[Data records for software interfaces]
════
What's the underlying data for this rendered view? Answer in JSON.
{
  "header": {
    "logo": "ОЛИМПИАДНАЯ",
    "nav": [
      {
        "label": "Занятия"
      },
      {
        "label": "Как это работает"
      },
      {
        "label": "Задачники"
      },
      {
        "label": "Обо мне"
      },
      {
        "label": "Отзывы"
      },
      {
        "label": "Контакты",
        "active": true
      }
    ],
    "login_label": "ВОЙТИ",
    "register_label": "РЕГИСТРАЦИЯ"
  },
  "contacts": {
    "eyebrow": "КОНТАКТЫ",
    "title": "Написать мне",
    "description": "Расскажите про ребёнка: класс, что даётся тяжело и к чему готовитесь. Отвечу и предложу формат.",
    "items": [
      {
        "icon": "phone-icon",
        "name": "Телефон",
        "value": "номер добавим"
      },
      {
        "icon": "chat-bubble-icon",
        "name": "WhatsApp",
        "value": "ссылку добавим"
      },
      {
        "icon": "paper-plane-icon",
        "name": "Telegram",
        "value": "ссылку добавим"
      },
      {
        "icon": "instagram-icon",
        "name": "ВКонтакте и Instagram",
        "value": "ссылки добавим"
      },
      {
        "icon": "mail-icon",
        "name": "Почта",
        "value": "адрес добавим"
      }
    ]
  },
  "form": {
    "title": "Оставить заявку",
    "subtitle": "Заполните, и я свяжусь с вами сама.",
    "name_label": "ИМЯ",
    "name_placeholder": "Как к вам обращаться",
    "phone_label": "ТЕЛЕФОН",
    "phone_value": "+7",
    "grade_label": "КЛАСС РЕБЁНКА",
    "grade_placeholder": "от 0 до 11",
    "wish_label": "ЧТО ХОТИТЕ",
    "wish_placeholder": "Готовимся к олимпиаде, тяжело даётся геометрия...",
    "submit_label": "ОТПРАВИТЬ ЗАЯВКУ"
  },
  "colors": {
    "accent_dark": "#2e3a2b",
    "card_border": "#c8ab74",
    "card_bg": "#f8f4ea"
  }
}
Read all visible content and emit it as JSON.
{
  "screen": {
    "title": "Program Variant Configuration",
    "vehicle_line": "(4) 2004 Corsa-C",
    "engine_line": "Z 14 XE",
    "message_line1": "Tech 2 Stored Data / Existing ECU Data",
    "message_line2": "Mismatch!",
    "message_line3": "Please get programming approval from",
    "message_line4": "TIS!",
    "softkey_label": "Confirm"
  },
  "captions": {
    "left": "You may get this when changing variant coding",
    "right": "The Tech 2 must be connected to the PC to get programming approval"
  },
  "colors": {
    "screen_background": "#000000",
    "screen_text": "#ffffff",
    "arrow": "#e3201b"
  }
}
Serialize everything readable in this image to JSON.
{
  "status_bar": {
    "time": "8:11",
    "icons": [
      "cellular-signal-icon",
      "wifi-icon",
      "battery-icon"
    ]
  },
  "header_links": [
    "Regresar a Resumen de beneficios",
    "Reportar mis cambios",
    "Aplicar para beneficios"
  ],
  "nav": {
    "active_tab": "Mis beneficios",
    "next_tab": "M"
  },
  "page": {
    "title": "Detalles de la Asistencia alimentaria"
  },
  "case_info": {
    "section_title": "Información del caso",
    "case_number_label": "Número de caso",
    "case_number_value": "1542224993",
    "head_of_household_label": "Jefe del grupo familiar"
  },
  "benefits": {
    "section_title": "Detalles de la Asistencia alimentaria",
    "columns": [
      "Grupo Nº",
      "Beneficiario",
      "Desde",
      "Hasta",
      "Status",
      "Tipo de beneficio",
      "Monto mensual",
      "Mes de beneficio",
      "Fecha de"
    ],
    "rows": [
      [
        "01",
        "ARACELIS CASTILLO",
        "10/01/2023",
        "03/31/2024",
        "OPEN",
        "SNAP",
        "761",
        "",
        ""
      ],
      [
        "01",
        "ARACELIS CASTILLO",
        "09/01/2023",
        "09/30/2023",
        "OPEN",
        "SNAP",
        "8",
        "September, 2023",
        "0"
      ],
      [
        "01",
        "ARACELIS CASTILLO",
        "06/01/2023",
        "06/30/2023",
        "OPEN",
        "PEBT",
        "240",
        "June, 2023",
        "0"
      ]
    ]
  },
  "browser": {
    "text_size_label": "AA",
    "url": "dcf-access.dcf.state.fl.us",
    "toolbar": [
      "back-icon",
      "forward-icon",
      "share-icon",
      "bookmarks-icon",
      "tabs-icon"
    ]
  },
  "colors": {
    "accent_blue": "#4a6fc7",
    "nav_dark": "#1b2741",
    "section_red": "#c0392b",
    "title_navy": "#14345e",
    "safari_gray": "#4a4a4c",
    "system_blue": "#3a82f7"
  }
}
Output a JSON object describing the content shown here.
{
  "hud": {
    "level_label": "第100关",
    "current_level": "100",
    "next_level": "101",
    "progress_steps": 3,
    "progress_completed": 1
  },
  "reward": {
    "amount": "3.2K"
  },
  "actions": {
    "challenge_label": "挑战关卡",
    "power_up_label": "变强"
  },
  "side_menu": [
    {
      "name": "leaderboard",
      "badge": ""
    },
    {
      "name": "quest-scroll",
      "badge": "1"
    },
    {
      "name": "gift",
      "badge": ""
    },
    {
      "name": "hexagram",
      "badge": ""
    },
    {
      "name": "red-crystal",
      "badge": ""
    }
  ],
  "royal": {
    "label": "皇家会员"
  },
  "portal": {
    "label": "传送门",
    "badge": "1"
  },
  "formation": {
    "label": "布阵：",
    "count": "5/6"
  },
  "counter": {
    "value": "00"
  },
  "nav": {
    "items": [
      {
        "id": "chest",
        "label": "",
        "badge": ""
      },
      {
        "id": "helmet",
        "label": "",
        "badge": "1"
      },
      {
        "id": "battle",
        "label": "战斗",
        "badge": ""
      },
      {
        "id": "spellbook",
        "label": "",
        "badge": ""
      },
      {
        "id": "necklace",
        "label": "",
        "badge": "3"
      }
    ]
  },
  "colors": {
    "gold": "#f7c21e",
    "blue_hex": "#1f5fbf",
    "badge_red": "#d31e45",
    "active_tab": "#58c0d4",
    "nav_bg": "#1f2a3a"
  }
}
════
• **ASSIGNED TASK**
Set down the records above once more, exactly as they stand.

• **ANSWER SECTION**
What's the underlying data for this rendered view? Answer in JSON.
{
  "header": {
    "logo": "ОЛИМПИАДНАЯ",
    "nav": [
      {
        "label": "Занятия"
      },
      {
        "label": "Как это работает"
      },
      {
        "label": "Задачники"
      },
      {
        "label": "Обо мне"
      },
      {
        "label": "Отзывы"
      },
      {
        "label": "Контакты",
        "active": true
      }
    ],
    "login_label": "ВОЙТИ",
    "register_label": "РЕГИСТРАЦИЯ"
  },
  "contacts": {
    "eyebrow": "КОНТАКТЫ",
    "title": "Написать мне",
    "description": "Расскажите про ребёнка: класс, что даётся тяжело и к чему готовитесь. Отвечу и предложу формат.",
    "items": [
      {
        "icon": "phone-icon",
        "name": "Телефон",
        "value": "номер добавим"
      },
      {
        "icon": "chat-bubble-icon",
        "name": "WhatsApp",
        "value": "ссылку добавим"
      },
      {
        "icon": "paper-plane-icon",
        "name": "Telegram",
        "value": "ссылку добавим"
      },
      {
        "icon": "instagram-icon",
        "name": "ВКонтакте и Instagram",
        "value": "ссылки добавим"
      },
      {
        "icon": "mail-icon",
        "name": "Почта",
        "value": "адрес добавим"
      }
    ]
  },
  "form": {
    "title": "Оставить заявку",
    "subtitle": "Заполните, и я свяжусь с вами сама.",
    "name_label": "ИМЯ",
    "name_placeholder": "Как к вам обращаться",
    "phone_label": "ТЕЛЕФОН",
    "phone_value": "+7",
    "grade_label": "КЛАСС РЕБЁНКА",
    "grade_placeholder": "от 0 до 11",
    "wish_label": "ЧТО ХОТИТЕ",
    "wish_placeholder": "Готовимся к олимпиаде, тяжело даётся геометрия...",
    "submit_label": "ОТПРАВИТЬ ЗАЯВКУ"
  },
  "colors": {
    "accent_dark": "#2e3a2b",
    "card_border": "#c8ab74",
    "card_bg": "#f8f4ea"
  }
}
Read all visible content and emit it as JSON.
{
  "screen": {
    "title": "Program Variant Configuration",
    "vehicle_line": "(4) 2004 Corsa-C",
    "engine_line": "Z 14 XE",
    "message_line1": "Tech 2 Stored Data / Existing ECU Data",
    "message_line2": "Mismatch!",
    "message_line3": "Please get programming approval from",
    "message_line4": "TIS!",
    "softkey_label": "Confirm"
  },
  "captions": {
    "left": "You may get this when changing variant coding",
    "right": "The Tech 2 must be connected to the PC to get programming approval"
  },
  "colors": {
    "screen_background": "#000000",
    "screen_text": "#ffffff",
    "arrow": "#e3201b"
  }
}
Serialize everything readable in this image to JSON.
{
  "status_bar": {
    "time": "8:11",
    "icons": [
      "cellular-signal-icon",
      "wifi-icon",
      "battery-icon"
    ]
  },
  "header_links": [
    "Regresar a Resumen de beneficios",
    "Reportar mis cambios",
    "Aplicar para beneficios"
  ],
  "nav": {
    "active_tab": "Mis beneficios",
    "next_tab": "M"
  },
  "page": {
    "title": "Detalles de la Asistencia alimentaria"
  },
  "case_info": {
    "section_title": "Información del caso",
    "case_number_label": "Número de caso",
    "case_number_value": "1542224993",
    "head_of_household_label": "Jefe del grupo familiar"
  },
  "benefits": {
    "section_title": "Detalles de la Asistencia alimentaria",
    "columns": [
      "Grupo Nº",
      "Beneficiario",
      "Desde",
      "Hasta",
      "Status",
      "Tipo de beneficio",
      "Monto mensual",
      "Mes de beneficio",
      "Fecha de"
    ],
    "rows": [
      [
        "01",
        "ARACELIS CASTILLO",
        "10/01/2023",
        "03/31/2024",
        "OPEN",
        "SNAP",
        "761",
        "",
        ""
      ],
      [
        "01",
        "ARACELIS CASTILLO",
        "09/01/2023",
        "09/30/2023",
        "OPEN",
        "SNAP",
        "8",
        "September, 2023",
        "0"
      ],
      [
        "01",
        "ARACELIS CASTILLO",
        "06/01/2023",
        "06/30/2023",
        "OPEN",
        "PEBT",
        "240",
        "June, 2023",
        "0"
      ]
    ]
  },
  "browser": {
    "text_size_label": "AA",
    "url": "dcf-access.dcf.state.fl.us",
    "toolbar": [
      "back-icon",
      "forward-icon",
      "share-icon",
      "bookmarks-icon",
      "tabs-icon"
    ]
  },
  "colors": {
    "accent_blue": "#4a6fc7",
    "nav_dark": "#1b2741",
    "section_red": "#c0392b",
    "title_navy": "#14345e",
    "safari_gray": "#4a4a4c",
    "system_blue": "#3a82f7"
  }
}
Output a JSON object describing the content shown here.
{
  "hud": {
    "level_label": "第100关",
    "current_level": "100",
    "next_level": "101",
    "progress_steps": 3,
    "progress_completed": 1
  },
  "reward": {
    "amount": "3.2K"
  },
  "actions": {
    "challenge_label": "挑战关卡",
    "power_up_label": "变强"
  },
  "side_menu": [
    {
      "name": "leaderboard",
      "badge": ""
    },
    {
      "name": "quest-scroll",
      "badge": "1"
    },
    {
      "name": "gift",
      "badge": ""
    },
    {
      "name": "hexagram",
      "badge": ""
    },
    {
      "name": "red-crystal",
      "badge": ""
    }
  ],
  "royal": {
    "label": "皇家会员"
  },
  "portal": {
    "label": "传送门",
    "badge": "1"
  },
  "formation": {
    "label": "布阵：",
    "count": "5/6"
  },
  "counter": {
    "value": "00"
  },
  "nav": {
    "items": [
      {
        "id": "chest",
        "label": "",
        "badge": ""
      },
      {
        "id": "helmet",
        "label": "",
        "badge": "1"
      },
      {
        "id": "battle",
        "label": "战斗",
        "badge": ""
      },
      {
        "id": "spellbook",
        "label": "",
        "badge": ""
      },
      {
        "id": "necklace",
        "label": "",
        "badge": "3"
      }
    ]
  },
  "colors": {
    "gold": "#f7c21e",
    "blue_hex": "#1f5fbf",
    "badge_red": "#d31e45",
    "active_tab": "#58c0d4",
    "nav_bg": "#1f2a3a"
  }
}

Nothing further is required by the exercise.